▸ **EXERCISE PROMPT**: Look for the word "free" in the entries and copy every line where it shows up.

▸ **SUPPLIED RECORDS**:
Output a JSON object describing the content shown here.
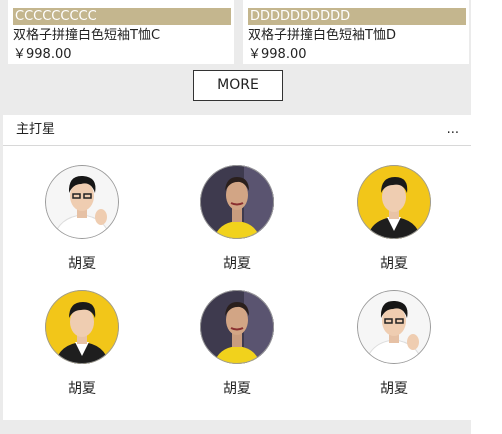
{
  "products": [
    {
      "tag": "CCCCCCCCC",
      "title": "双格子拼撞白色短袖T恤C",
      "price": "￥998.00"
    },
    {
      "tag": "DDDDDDDDDD",
      "title": "双格子拼撞白色短袖T恤D",
      "price": "￥998.00"
    }
  ],
  "more_button_label": "MORE",
  "stars_section": {
    "title": "主打星",
    "more_icon": "...",
    "items": [
      {
        "name": "胡夏",
        "avatar_style": "white"
      },
      {
        "name": "胡夏",
        "avatar_style": "dark"
      },
      {
        "name": "胡夏",
        "avatar_style": "yellow"
      },
      {
        "name": "胡夏",
        "avatar_style": "yellow"
      },
      {
        "name": "胡夏",
        "avatar_style": "dark"
      },
      {
        "name": "胡夏",
        "avatar_style": "white"
      }
    ]
  },
  "colors": {
    "tag_bg": "#c4b68e",
    "page_bg": "#ebebeb",
    "avatar_yellow": "#f2c619",
    "avatar_dark": "#3e3a4e"
  }
}
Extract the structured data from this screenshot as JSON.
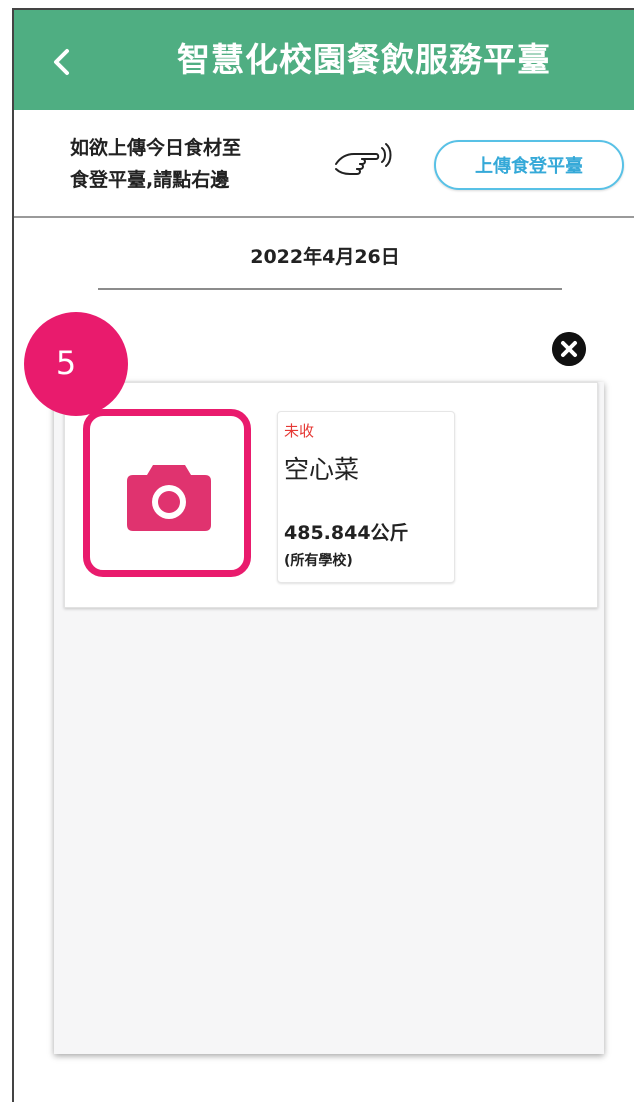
{
  "header": {
    "back_icon": "chevron-left-icon",
    "title": "智慧化校園餐飲服務平臺",
    "color": "#4fae82"
  },
  "upload": {
    "hint_line1": "如欲上傳今日食材至",
    "hint_line2": "食登平臺,請點右邊",
    "hand_icon": "pointing-hand-icon",
    "button_label": "上傳食登平臺",
    "button_color": "#35a9d8"
  },
  "date": "2022年4月26日",
  "step_badge": "5",
  "close_icon": "close-circle-icon",
  "item": {
    "photo_icon": "camera-icon",
    "status": "未收",
    "name": "空心菜",
    "weight": "485.844公斤",
    "scope": "(所有學校)",
    "accent_color": "#e91b6d",
    "status_color": "#e53935"
  }
}
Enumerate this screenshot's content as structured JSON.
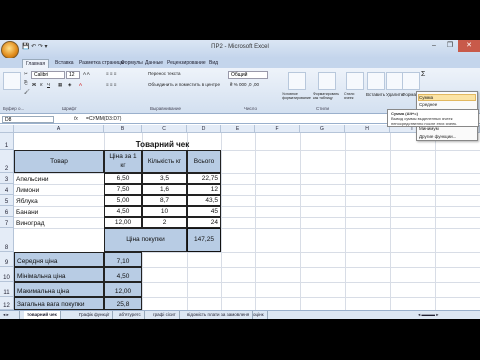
{
  "window": {
    "title": "ПР2 - Microsoft Excel"
  },
  "tabs": [
    "Главная",
    "Вставка",
    "Разметка страницы",
    "Формулы",
    "Данные",
    "Рецензирование",
    "Вид"
  ],
  "ribbon": {
    "font_name": "Calibri",
    "font_size": "12",
    "number_format": "Общий",
    "wrap_text": "Перенос текста",
    "merge_center": "Объединить и поместить в центре",
    "groups": {
      "clipboard": "Буфер о...",
      "font": "Шрифт",
      "alignment": "Выравнивание",
      "number": "Число",
      "styles": "Стили"
    },
    "styles": {
      "conditional": "Условное форматирование",
      "format_table": "Форматировать как таблицу",
      "cell_styles": "Стили ячеек"
    },
    "cells": {
      "insert": "Вставить",
      "delete": "Удалить",
      "format": "Формат"
    }
  },
  "sum_menu": {
    "items": [
      "Сумма",
      "Среднее",
      "Число",
      "Максимум",
      "Минимум",
      "Другие функции..."
    ],
    "tooltip_title": "Сумма (Alt+=)",
    "tooltip_text": "Вывод суммы выделенных ячеек непосредственно после этих ячеек."
  },
  "formula_bar": {
    "cell": "D8",
    "fx": "fx",
    "formula": "=СУММ(D3:D7)"
  },
  "columns": [
    "A",
    "B",
    "C",
    "D",
    "E",
    "F",
    "G",
    "H",
    "I",
    "J"
  ],
  "rows": [
    "1",
    "2",
    "3",
    "4",
    "5",
    "6",
    "7",
    "8",
    "9",
    "10",
    "11",
    "12"
  ],
  "sheet": {
    "title": "Товарний чек",
    "headers": {
      "product": "Товар",
      "price": "Ціна за 1 кг",
      "qty": "Кількість кг",
      "total": "Всього"
    },
    "items": [
      {
        "product": "Апельсини",
        "price": "6,50",
        "qty": "3,5",
        "total": "22,75"
      },
      {
        "product": "Лимони",
        "price": "7,50",
        "qty": "1,6",
        "total": "12"
      },
      {
        "product": "Яблука",
        "price": "5,00",
        "qty": "8,7",
        "total": "43,5"
      },
      {
        "product": "Банани",
        "price": "4,50",
        "qty": "10",
        "total": "45"
      },
      {
        "product": "Виноград",
        "price": "12,00",
        "qty": "2",
        "total": "24"
      }
    ],
    "purchase_label": "Ціна покупки",
    "purchase_total": "147,25",
    "summary": [
      {
        "label": "Середня ціна",
        "value": "7,10"
      },
      {
        "label": "Мінімальна ціна",
        "value": "4,50"
      },
      {
        "label": "Макимальна ціна",
        "value": "12,00"
      },
      {
        "label": "Загальна вага покупки",
        "value": "25,8"
      }
    ]
  },
  "sheet_tabs": [
    "товарний чек",
    "Графік функції",
    "аб'ятуретс",
    "графі сісит",
    "відомість плати за замовленя",
    "оцінк"
  ],
  "colors": {
    "accent": "#b8cce4",
    "header": "#e4ecf7"
  }
}
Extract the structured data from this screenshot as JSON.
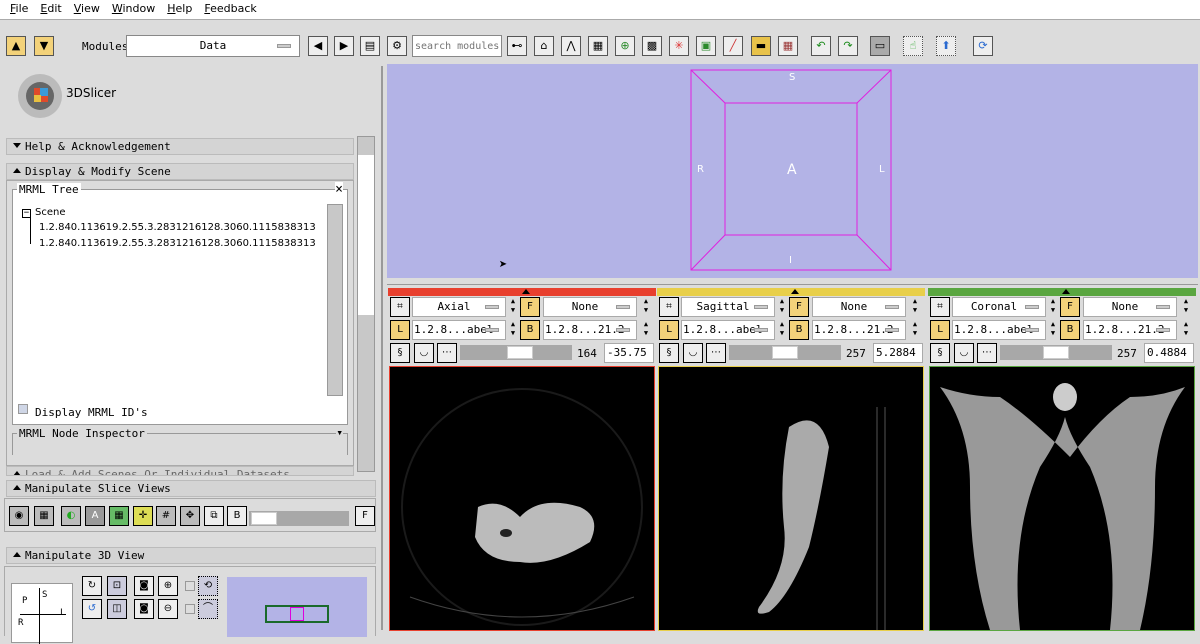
{
  "menu": [
    "File",
    "Edit",
    "View",
    "Window",
    "Help",
    "Feedback"
  ],
  "toolbar": {
    "modules_label": "Modules",
    "module_value": "Data",
    "search_placeholder": "search modules"
  },
  "logo": {
    "text": "3DSlicer"
  },
  "left": {
    "sections": {
      "help": "Help & Acknowledgement",
      "display": "Display & Modify Scene",
      "load": "Load & Add Scenes Or Individual Datasets",
      "slice": "Manipulate Slice Views",
      "view3d": "Manipulate 3D View"
    },
    "mrml_tree": {
      "title": "MRML Tree",
      "close": "×",
      "root": "Scene",
      "items": [
        "1.2.840.113619.2.55.3.2831216128.3060.1115838313",
        "1.2.840.113619.2.55.3.2831216128.3060.1115838313"
      ],
      "display_ids_label": "Display MRML ID's"
    },
    "node_inspector": "MRML Node Inspector",
    "orientation": {
      "p": "P",
      "s": "S",
      "l": "L",
      "r": "R"
    }
  },
  "view3d": {
    "labels": {
      "s": "S",
      "i": "I",
      "r": "R",
      "l": "L",
      "a": "A"
    }
  },
  "slices": [
    {
      "name": "Axial",
      "color": "#e8402e",
      "foreground": "None",
      "label": "1.2.8...abel",
      "background": "1.2.8...21.2",
      "slice_index": "164",
      "offset": "-35.75",
      "slider": 0.55
    },
    {
      "name": "Sagittal",
      "color": "#e8cf4a",
      "foreground": "None",
      "label": "1.2.8...abel",
      "background": "1.2.8...21.2",
      "slice_index": "257",
      "offset": "5.2884",
      "slider": 0.5
    },
    {
      "name": "Coronal",
      "color": "#5aa640",
      "foreground": "None",
      "label": "1.2.8...abel",
      "background": "1.2.8...21.2",
      "slice_index": "257",
      "offset": "0.4884",
      "slider": 0.5
    }
  ]
}
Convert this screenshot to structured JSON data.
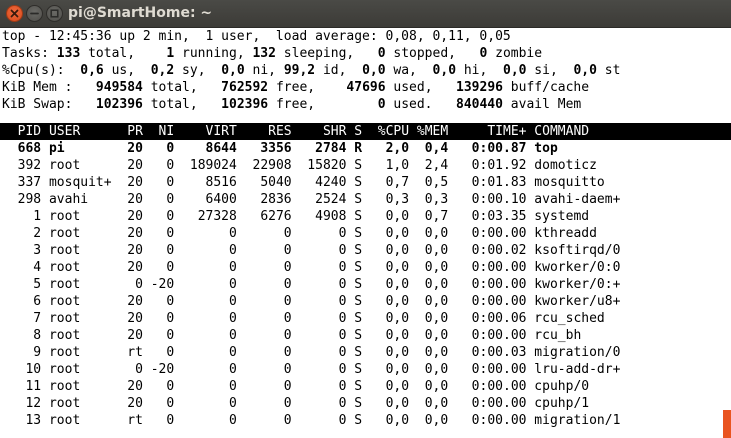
{
  "window": {
    "title": "pi@SmartHome: ~"
  },
  "summary": {
    "l1": "top - 12:45:36 up 2 min,  1 user,  load average: 0,08, 0,11, 0,05",
    "tasks": {
      "p0": "Tasks: ",
      "total": "133",
      "p1": " total,    ",
      "running": "1",
      "p2": " running, ",
      "sleeping": "132",
      "p3": " sleeping,   ",
      "stopped": "0",
      "p4": " stopped,   ",
      "zombie": "0",
      "p5": " zombie"
    },
    "cpu": {
      "p0": "%Cpu(s):  ",
      "us": "0,6",
      "p1": " us,  ",
      "sy": "0,2",
      "p2": " sy,  ",
      "ni": "0,0",
      "p3": " ni, ",
      "id": "99,2",
      "p4": " id,  ",
      "wa": "0,0",
      "p5": " wa,  ",
      "hi": "0,0",
      "p6": " hi,  ",
      "si": "0,0",
      "p7": " si,  ",
      "st": "0,0",
      "p8": " st"
    },
    "mem": {
      "p0": "KiB Mem :   ",
      "total": "949584",
      "p1": " total,   ",
      "free": "762592",
      "p2": " free,    ",
      "used": "47696",
      "p3": " used,   ",
      "buff": "139296",
      "p4": " buff/cache"
    },
    "swap": {
      "p0": "KiB Swap:   ",
      "total": "102396",
      "p1": " total,   ",
      "free": "102396",
      "p2": " free,        ",
      "used": "0",
      "p3": " used.   ",
      "avail": "840440",
      "p4": " avail Mem"
    }
  },
  "columns": [
    "PID",
    "USER",
    "PR",
    "NI",
    "VIRT",
    "RES",
    "SHR",
    "S",
    "%CPU",
    "%MEM",
    "TIME+",
    "COMMAND"
  ],
  "processes": [
    {
      "pid": "668",
      "user": "pi",
      "pr": "20",
      "ni": "0",
      "virt": "8644",
      "res": "3356",
      "shr": "2784",
      "s": "R",
      "cpu": "2,0",
      "mem": "0,4",
      "time": "0:00.87",
      "command": "top",
      "bold": true
    },
    {
      "pid": "392",
      "user": "root",
      "pr": "20",
      "ni": "0",
      "virt": "189024",
      "res": "22908",
      "shr": "15820",
      "s": "S",
      "cpu": "1,0",
      "mem": "2,4",
      "time": "0:01.92",
      "command": "domoticz"
    },
    {
      "pid": "337",
      "user": "mosquit+",
      "pr": "20",
      "ni": "0",
      "virt": "8516",
      "res": "5040",
      "shr": "4240",
      "s": "S",
      "cpu": "0,7",
      "mem": "0,5",
      "time": "0:01.83",
      "command": "mosquitto"
    },
    {
      "pid": "298",
      "user": "avahi",
      "pr": "20",
      "ni": "0",
      "virt": "6400",
      "res": "2836",
      "shr": "2524",
      "s": "S",
      "cpu": "0,3",
      "mem": "0,3",
      "time": "0:00.10",
      "command": "avahi-daem+"
    },
    {
      "pid": "1",
      "user": "root",
      "pr": "20",
      "ni": "0",
      "virt": "27328",
      "res": "6276",
      "shr": "4908",
      "s": "S",
      "cpu": "0,0",
      "mem": "0,7",
      "time": "0:03.35",
      "command": "systemd"
    },
    {
      "pid": "2",
      "user": "root",
      "pr": "20",
      "ni": "0",
      "virt": "0",
      "res": "0",
      "shr": "0",
      "s": "S",
      "cpu": "0,0",
      "mem": "0,0",
      "time": "0:00.00",
      "command": "kthreadd"
    },
    {
      "pid": "3",
      "user": "root",
      "pr": "20",
      "ni": "0",
      "virt": "0",
      "res": "0",
      "shr": "0",
      "s": "S",
      "cpu": "0,0",
      "mem": "0,0",
      "time": "0:00.02",
      "command": "ksoftirqd/0"
    },
    {
      "pid": "4",
      "user": "root",
      "pr": "20",
      "ni": "0",
      "virt": "0",
      "res": "0",
      "shr": "0",
      "s": "S",
      "cpu": "0,0",
      "mem": "0,0",
      "time": "0:00.00",
      "command": "kworker/0:0"
    },
    {
      "pid": "5",
      "user": "root",
      "pr": "0",
      "ni": "-20",
      "virt": "0",
      "res": "0",
      "shr": "0",
      "s": "S",
      "cpu": "0,0",
      "mem": "0,0",
      "time": "0:00.00",
      "command": "kworker/0:+"
    },
    {
      "pid": "6",
      "user": "root",
      "pr": "20",
      "ni": "0",
      "virt": "0",
      "res": "0",
      "shr": "0",
      "s": "S",
      "cpu": "0,0",
      "mem": "0,0",
      "time": "0:00.00",
      "command": "kworker/u8+"
    },
    {
      "pid": "7",
      "user": "root",
      "pr": "20",
      "ni": "0",
      "virt": "0",
      "res": "0",
      "shr": "0",
      "s": "S",
      "cpu": "0,0",
      "mem": "0,0",
      "time": "0:00.06",
      "command": "rcu_sched"
    },
    {
      "pid": "8",
      "user": "root",
      "pr": "20",
      "ni": "0",
      "virt": "0",
      "res": "0",
      "shr": "0",
      "s": "S",
      "cpu": "0,0",
      "mem": "0,0",
      "time": "0:00.00",
      "command": "rcu_bh"
    },
    {
      "pid": "9",
      "user": "root",
      "pr": "rt",
      "ni": "0",
      "virt": "0",
      "res": "0",
      "shr": "0",
      "s": "S",
      "cpu": "0,0",
      "mem": "0,0",
      "time": "0:00.03",
      "command": "migration/0"
    },
    {
      "pid": "10",
      "user": "root",
      "pr": "0",
      "ni": "-20",
      "virt": "0",
      "res": "0",
      "shr": "0",
      "s": "S",
      "cpu": "0,0",
      "mem": "0,0",
      "time": "0:00.00",
      "command": "lru-add-dr+"
    },
    {
      "pid": "11",
      "user": "root",
      "pr": "20",
      "ni": "0",
      "virt": "0",
      "res": "0",
      "shr": "0",
      "s": "S",
      "cpu": "0,0",
      "mem": "0,0",
      "time": "0:00.00",
      "command": "cpuhp/0"
    },
    {
      "pid": "12",
      "user": "root",
      "pr": "20",
      "ni": "0",
      "virt": "0",
      "res": "0",
      "shr": "0",
      "s": "S",
      "cpu": "0,0",
      "mem": "0,0",
      "time": "0:00.00",
      "command": "cpuhp/1"
    },
    {
      "pid": "13",
      "user": "root",
      "pr": "rt",
      "ni": "0",
      "virt": "0",
      "res": "0",
      "shr": "0",
      "s": "S",
      "cpu": "0,0",
      "mem": "0,0",
      "time": "0:00.00",
      "command": "migration/1"
    }
  ],
  "colors": {
    "titlebar": "#3c3b37",
    "close_button": "#e95420",
    "terminal_bg": "#ffffff",
    "terminal_fg": "#000000",
    "header_bg": "#000000",
    "header_fg": "#ffffff"
  },
  "icons": {
    "close": "close-icon",
    "minimize": "minimize-icon",
    "maximize": "maximize-icon"
  }
}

▸ **EXERCISE ANSWER**:
      "free": "762592",
      "p2": " free,    ",
      "free": "102396",
      "p2": " free,        ",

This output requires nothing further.